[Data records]
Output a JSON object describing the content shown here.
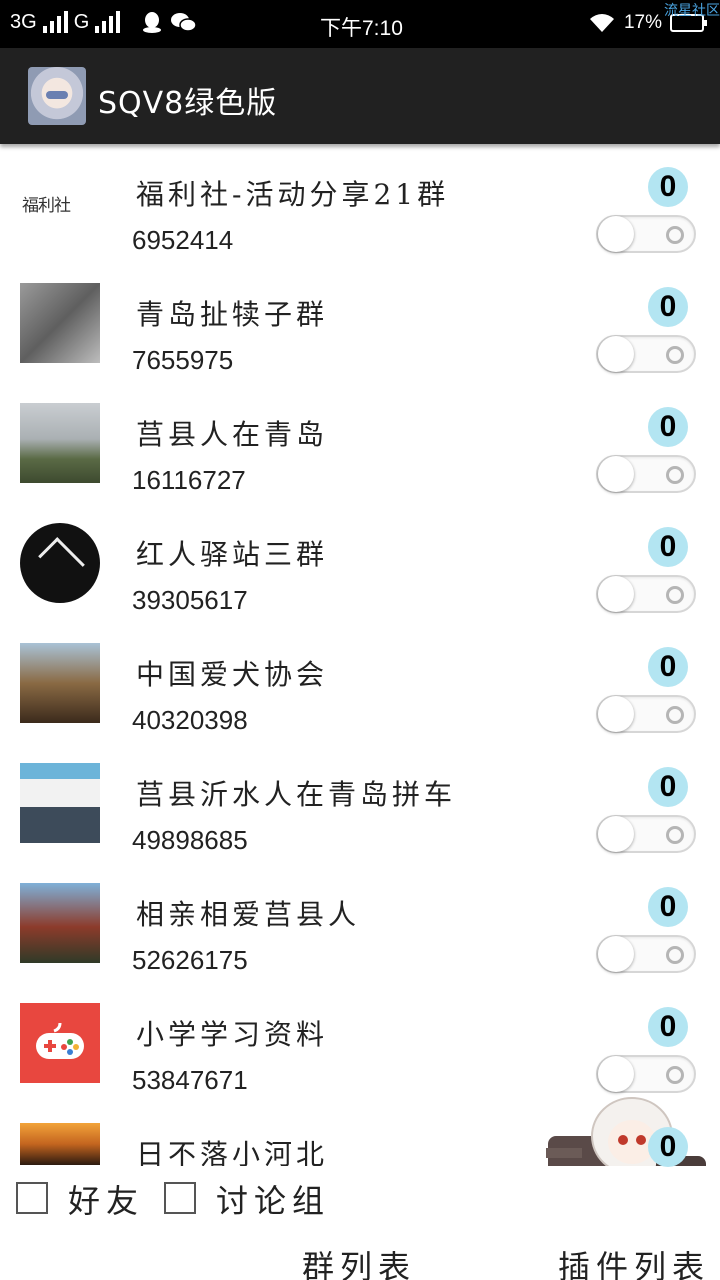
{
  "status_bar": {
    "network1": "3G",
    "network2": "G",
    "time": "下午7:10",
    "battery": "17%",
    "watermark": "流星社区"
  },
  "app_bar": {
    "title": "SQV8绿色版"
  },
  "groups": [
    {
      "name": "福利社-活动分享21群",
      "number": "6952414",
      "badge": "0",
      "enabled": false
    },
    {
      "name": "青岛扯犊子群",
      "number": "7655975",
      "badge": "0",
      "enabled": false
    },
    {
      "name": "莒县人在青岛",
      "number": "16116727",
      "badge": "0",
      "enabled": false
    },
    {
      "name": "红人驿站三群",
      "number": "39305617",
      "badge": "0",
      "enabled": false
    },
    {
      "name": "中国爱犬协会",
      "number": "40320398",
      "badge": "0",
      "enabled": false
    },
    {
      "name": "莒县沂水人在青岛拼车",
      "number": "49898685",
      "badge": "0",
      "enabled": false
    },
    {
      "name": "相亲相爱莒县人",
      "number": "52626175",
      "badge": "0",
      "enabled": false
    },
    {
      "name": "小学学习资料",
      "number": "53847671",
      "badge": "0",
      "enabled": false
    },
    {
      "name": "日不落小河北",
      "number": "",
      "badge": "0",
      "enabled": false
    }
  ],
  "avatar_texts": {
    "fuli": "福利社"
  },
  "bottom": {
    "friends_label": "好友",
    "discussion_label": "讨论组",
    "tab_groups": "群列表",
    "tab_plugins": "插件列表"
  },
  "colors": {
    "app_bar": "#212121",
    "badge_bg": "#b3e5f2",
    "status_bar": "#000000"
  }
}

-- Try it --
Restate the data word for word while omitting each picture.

-- Task solution --
Output a JSON object describing the content shown here.
{
  "status_bar": {
    "network1": "3G",
    "network2": "G",
    "time": "下午7:10",
    "battery": "17%",
    "watermark": "流星社区"
  },
  "app_bar": {
    "title": "SQV8绿色版"
  },
  "groups": [
    {
      "name": "福利社-活动分享21群",
      "number": "6952414",
      "badge": "0",
      "enabled": false
    },
    {
      "name": "青岛扯犊子群",
      "number": "7655975",
      "badge": "0",
      "enabled": false
    },
    {
      "name": "莒县人在青岛",
      "number": "16116727",
      "badge": "0",
      "enabled": false
    },
    {
      "name": "红人驿站三群",
      "number": "39305617",
      "badge": "0",
      "enabled": false
    },
    {
      "name": "中国爱犬协会",
      "number": "40320398",
      "badge": "0",
      "enabled": false
    },
    {
      "name": "莒县沂水人在青岛拼车",
      "number": "49898685",
      "badge": "0",
      "enabled": false
    },
    {
      "name": "相亲相爱莒县人",
      "number": "52626175",
      "badge": "0",
      "enabled": false
    },
    {
      "name": "小学学习资料",
      "number": "53847671",
      "badge": "0",
      "enabled": false
    },
    {
      "name": "日不落小河北",
      "number": "",
      "badge": "0",
      "enabled": false
    }
  ],
  "avatar_texts": {
    "fuli": "福利社"
  },
  "bottom": {
    "friends_label": "好友",
    "discussion_label": "讨论组",
    "tab_groups": "群列表",
    "tab_plugins": "插件列表"
  },
  "colors": {
    "app_bar": "#212121",
    "badge_bg": "#b3e5f2",
    "status_bar": "#000000"
  }
}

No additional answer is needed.